Recent research by Moody’s Investors Service revealed Cambodia, which currently has a stable B2 credit rating, is among the countries with the greatest potential for reaping economic benefits from China’s Belt and Road Initiative (BRI).
In the new report, Moody’s focuses on the potential long-term economic gains and near- to medium-term macro-stability risks for 12 emerging and frontier countries in South Asia, Southeast Asia and Central Asia.
Moody’s vice-president and senior credit officer William Foster said in the research that while BRI focuses mainly on investing in large transportation and energy projects that close critical infrastructure gaps, the project helps expand production capacity and contributes to both near-term growth and long-term growth potential in recipient countries.
“We see the greatest potential for economic gains in Pakistan, Mongolia, Kazakhstan and Cambodia,” he said.
However, Moody’s has also warned the recipient countries about overreliance on Chinese funds, saying that while BRI supports Asian infrastructure-led growth, the project can add to fiscal and external risks for the weakest nations.
“Inefficient project implementation and the absence of macroeconomic and structural reform requirements in many Chinese loans can lessen longer-term credit benefits for some sovereigns,” Moody’s said.
Business Research Institute for Cambodia CEO and chief economist Hiroshi Suzuki told The Post on Sunday that while China is currently facing great difficulty due to mounting international pressure – mainly from the US – Cambodia has good relations with China. The Kingdom can benefit much more from that country.
“I am impressed by the good negotiation skills of Prime Minister Hun Sen,” he said.
Regarding the “debt trap”, he said Cambodia is very different from other countries such as the Maldives, Pakistan and Sri Lanka.
“The debt level of Cambodia is very low,” he said, referring to figures shown in the Cambodia Public Debt Statistical Bulletin issued by the Ministry of Economy and Finance in March.
Citing the Phnom Penh-Sihanoukville Expressway as an example – which is projected to cost around $2 billion – Suzuki said the entire cost will be borne by a Chinese private company and it is said that the Cambodian government has no debt or guarantee for debt.
“The government also made great efforts to avoid the accumulation of debt by using the BOT [build-operate-transfer] method,” he said, adding that concern for Chinese investments and lending is rising.
“The people in Sihanoukville are facing problems such as increasing cost of rent, strong pressure for relocation by Chinese development, and other problems related to public order and security."
“It is said that the steam of such anger is being fanned. I hope the government will put some measures in place to avoid an explosion of popular anger,” he said.
For Cambodia, BRI investment is predominantly focused on the energy sector – both hydropower and coal power plants – and transportation projects, Moody’s said.

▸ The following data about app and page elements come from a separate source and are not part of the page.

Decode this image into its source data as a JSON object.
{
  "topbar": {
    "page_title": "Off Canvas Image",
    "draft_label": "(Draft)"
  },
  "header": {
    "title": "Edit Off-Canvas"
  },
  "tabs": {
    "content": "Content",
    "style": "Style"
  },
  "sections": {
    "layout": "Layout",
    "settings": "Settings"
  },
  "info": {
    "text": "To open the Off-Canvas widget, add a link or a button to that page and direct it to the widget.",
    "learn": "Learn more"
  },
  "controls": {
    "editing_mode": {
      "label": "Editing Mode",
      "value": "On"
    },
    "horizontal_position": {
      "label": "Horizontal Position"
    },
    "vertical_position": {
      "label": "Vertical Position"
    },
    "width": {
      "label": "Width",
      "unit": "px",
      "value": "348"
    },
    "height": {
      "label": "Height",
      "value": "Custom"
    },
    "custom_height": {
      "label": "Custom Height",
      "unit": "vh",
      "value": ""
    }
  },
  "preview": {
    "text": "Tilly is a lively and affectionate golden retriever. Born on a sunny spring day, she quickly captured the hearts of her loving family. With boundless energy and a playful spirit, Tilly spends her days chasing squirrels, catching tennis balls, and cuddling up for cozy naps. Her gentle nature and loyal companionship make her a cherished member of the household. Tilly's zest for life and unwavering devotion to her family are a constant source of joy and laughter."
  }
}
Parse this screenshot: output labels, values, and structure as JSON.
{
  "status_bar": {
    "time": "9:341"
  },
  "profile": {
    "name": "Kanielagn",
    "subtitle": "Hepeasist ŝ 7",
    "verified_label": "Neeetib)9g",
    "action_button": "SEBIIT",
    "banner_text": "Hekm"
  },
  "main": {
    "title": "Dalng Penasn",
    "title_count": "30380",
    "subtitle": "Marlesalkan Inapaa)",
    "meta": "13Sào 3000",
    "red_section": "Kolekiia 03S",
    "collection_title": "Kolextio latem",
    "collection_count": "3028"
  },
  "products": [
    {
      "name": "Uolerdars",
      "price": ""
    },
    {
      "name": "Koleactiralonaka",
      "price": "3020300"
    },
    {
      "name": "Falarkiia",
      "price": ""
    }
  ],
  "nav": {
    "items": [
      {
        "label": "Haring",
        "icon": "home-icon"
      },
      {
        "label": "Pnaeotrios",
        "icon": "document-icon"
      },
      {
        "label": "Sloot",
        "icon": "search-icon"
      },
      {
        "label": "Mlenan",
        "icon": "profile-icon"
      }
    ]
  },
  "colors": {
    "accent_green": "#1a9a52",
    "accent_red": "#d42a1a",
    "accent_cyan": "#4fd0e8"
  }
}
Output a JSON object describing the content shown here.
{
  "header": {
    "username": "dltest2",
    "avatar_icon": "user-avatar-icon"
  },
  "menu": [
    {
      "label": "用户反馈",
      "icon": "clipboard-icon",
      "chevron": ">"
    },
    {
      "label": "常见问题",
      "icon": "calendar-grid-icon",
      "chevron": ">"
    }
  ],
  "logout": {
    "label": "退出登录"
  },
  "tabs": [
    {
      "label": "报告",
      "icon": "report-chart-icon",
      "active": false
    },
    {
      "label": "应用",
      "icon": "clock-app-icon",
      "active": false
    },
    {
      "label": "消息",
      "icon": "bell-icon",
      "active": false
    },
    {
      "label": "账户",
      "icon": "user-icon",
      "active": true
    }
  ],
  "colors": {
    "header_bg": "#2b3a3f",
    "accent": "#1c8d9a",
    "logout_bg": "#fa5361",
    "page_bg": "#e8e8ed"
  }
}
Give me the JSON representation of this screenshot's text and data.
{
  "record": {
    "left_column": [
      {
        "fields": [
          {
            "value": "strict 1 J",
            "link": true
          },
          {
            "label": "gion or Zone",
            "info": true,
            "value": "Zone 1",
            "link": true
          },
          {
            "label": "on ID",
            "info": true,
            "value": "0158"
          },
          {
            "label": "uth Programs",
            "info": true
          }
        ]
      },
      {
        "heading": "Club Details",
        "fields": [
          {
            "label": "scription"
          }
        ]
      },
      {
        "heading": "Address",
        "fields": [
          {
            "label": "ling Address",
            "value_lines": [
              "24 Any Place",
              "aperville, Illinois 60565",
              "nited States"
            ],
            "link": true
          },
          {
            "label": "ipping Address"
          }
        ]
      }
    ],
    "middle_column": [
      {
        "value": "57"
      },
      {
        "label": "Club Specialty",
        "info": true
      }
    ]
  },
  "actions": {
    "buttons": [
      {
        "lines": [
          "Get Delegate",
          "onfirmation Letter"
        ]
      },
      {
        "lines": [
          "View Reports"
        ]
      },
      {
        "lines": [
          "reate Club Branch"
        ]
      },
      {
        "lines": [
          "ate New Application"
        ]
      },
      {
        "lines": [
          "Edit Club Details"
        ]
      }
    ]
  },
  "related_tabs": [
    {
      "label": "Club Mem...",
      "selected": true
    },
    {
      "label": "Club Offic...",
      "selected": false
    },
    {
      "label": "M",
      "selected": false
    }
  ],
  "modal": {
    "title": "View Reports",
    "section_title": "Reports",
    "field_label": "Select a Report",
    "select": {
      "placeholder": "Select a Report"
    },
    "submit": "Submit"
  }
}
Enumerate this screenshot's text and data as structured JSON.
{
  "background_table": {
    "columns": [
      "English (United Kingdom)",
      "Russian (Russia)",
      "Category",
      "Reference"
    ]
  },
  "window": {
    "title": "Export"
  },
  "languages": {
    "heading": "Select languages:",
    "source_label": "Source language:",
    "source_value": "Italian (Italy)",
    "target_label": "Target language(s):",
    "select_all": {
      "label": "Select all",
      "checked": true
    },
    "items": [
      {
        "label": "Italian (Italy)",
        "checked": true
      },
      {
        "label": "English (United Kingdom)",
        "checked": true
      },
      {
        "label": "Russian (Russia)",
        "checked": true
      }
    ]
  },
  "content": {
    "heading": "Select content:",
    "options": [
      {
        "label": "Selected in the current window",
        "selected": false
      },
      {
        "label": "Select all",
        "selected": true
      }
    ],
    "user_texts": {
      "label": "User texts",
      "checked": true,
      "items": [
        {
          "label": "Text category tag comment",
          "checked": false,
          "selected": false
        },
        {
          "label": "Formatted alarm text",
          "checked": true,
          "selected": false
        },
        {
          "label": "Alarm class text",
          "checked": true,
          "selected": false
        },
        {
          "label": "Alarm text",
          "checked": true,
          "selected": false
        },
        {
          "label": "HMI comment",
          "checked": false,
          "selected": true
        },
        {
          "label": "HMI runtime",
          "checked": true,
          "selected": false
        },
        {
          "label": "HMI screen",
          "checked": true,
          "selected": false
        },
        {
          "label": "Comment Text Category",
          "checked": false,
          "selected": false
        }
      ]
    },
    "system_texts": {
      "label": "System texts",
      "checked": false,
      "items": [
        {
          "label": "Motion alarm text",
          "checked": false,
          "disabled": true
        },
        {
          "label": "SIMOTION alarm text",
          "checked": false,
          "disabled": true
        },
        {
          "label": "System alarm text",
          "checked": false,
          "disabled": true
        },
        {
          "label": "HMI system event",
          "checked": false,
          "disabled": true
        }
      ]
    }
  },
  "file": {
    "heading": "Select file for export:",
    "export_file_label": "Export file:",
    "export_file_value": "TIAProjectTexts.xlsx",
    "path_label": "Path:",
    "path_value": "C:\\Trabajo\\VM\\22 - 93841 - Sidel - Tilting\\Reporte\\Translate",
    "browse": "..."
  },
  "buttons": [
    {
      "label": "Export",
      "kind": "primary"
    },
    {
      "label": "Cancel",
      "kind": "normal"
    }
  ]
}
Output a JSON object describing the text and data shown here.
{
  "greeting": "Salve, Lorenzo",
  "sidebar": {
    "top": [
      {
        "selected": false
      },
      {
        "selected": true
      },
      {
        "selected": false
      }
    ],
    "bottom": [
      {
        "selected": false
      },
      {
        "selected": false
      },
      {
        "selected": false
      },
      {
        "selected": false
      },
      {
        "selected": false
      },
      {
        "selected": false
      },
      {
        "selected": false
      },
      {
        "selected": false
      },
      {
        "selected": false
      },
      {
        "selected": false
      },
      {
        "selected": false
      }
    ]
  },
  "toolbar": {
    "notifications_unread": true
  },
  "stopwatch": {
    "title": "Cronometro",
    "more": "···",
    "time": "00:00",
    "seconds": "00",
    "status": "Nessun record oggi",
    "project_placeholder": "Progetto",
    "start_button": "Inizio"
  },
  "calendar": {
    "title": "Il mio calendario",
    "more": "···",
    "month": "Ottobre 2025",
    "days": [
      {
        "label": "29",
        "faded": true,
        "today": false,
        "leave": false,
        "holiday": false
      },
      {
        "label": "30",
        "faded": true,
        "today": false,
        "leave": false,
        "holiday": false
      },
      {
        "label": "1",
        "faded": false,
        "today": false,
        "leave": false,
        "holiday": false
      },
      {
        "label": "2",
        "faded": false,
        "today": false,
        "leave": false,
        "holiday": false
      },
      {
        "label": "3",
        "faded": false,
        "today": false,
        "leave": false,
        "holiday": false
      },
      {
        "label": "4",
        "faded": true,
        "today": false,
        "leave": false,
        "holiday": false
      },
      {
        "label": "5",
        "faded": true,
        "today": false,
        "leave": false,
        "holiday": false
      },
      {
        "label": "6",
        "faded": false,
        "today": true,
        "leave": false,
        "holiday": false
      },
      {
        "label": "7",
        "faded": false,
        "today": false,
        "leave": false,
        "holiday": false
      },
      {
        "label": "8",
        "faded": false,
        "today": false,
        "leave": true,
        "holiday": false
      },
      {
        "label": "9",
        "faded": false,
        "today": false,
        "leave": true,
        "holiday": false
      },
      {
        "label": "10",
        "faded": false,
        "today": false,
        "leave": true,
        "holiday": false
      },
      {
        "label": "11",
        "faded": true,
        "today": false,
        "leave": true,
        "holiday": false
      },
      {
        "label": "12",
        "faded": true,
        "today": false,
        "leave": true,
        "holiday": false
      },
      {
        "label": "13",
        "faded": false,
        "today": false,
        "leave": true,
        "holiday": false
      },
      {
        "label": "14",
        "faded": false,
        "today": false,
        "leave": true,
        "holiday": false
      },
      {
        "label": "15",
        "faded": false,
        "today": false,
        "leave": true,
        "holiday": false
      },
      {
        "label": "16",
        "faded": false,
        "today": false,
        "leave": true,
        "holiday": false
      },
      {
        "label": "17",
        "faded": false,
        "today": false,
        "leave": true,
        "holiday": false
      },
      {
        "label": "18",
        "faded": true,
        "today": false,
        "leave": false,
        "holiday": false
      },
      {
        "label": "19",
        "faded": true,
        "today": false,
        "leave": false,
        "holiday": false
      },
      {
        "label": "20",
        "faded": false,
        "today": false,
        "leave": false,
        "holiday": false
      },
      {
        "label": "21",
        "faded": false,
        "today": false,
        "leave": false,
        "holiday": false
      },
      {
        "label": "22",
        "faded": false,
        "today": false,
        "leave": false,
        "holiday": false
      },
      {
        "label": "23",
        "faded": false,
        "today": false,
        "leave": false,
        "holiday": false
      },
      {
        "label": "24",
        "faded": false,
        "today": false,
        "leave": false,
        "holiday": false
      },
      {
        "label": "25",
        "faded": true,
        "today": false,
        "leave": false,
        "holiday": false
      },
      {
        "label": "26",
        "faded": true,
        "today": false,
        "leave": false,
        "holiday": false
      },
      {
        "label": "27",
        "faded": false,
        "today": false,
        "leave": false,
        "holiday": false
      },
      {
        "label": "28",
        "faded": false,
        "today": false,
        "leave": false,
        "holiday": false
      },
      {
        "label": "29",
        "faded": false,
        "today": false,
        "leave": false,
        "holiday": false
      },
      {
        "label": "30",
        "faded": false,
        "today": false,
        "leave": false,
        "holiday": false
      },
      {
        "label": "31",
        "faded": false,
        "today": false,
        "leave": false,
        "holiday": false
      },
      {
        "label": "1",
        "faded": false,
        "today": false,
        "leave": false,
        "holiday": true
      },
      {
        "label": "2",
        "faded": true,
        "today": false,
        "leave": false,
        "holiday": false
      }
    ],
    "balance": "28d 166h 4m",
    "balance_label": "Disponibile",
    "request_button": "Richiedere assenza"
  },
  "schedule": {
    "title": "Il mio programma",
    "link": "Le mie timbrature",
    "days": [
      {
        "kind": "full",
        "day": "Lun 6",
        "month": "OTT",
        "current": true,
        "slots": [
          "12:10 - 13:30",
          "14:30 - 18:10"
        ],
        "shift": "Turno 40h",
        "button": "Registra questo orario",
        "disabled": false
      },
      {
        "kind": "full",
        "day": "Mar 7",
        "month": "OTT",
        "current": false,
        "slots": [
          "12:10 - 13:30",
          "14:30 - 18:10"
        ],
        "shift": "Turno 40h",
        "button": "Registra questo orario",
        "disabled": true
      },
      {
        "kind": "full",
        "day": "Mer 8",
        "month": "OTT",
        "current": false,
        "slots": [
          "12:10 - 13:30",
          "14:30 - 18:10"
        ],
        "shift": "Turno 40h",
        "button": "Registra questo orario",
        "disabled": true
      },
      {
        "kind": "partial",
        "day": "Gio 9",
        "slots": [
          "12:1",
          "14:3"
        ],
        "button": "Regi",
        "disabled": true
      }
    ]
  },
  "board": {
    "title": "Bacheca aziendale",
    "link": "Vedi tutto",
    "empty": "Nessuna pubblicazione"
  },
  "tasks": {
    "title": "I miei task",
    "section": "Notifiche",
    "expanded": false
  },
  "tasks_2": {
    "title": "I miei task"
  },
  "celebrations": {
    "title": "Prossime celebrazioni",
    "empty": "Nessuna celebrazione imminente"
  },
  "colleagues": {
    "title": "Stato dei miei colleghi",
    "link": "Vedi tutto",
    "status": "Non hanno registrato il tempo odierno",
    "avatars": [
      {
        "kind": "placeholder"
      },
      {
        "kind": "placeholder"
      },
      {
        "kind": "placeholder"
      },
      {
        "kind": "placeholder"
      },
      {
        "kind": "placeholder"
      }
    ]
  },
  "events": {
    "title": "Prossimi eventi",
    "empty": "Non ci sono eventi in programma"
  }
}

China’s cumulative investments in Cambodia’s energy sector currently totals more than $11.5 billion or 90 per cent of the 2018 GDP, with approximately $5.3 billion of that since 2013, according to Moody’s.
“We envisage that these power sector projects will help reduce supply-side bottlenecks,” Moody said.
It said several transportation projects are underway, including the $2 billion Phnom Penh- Sihanoukville expressway, which will reduce transportation time and cost for goods travelling to Cambodia’s sole deep-water port.
“Overall, we believe these infrastructure investments will help to raise Cambodia’s growth potential,” it said.
Centre for Policy Studies director Chan Sophal told The Post that while other donors have not done enough to rebuild the Kingdom’s infrastructure that was destroyed by three decades of civil war and have focused more on soft infrastructure, China has.
“Cambodia has been benefiting substantially from Chinese investment so far including BRI projects in the form of infrastructure, which is a top priority for economic development."
“In the future, Cambodia will benefit more from improving individual and institutional capacity to ensure fair deals and the sound implementation of projects financed by China, as well as other sources,” Sophal said.
However, he said risks remain – including an overreliance on China and over-indebtedness in the long term.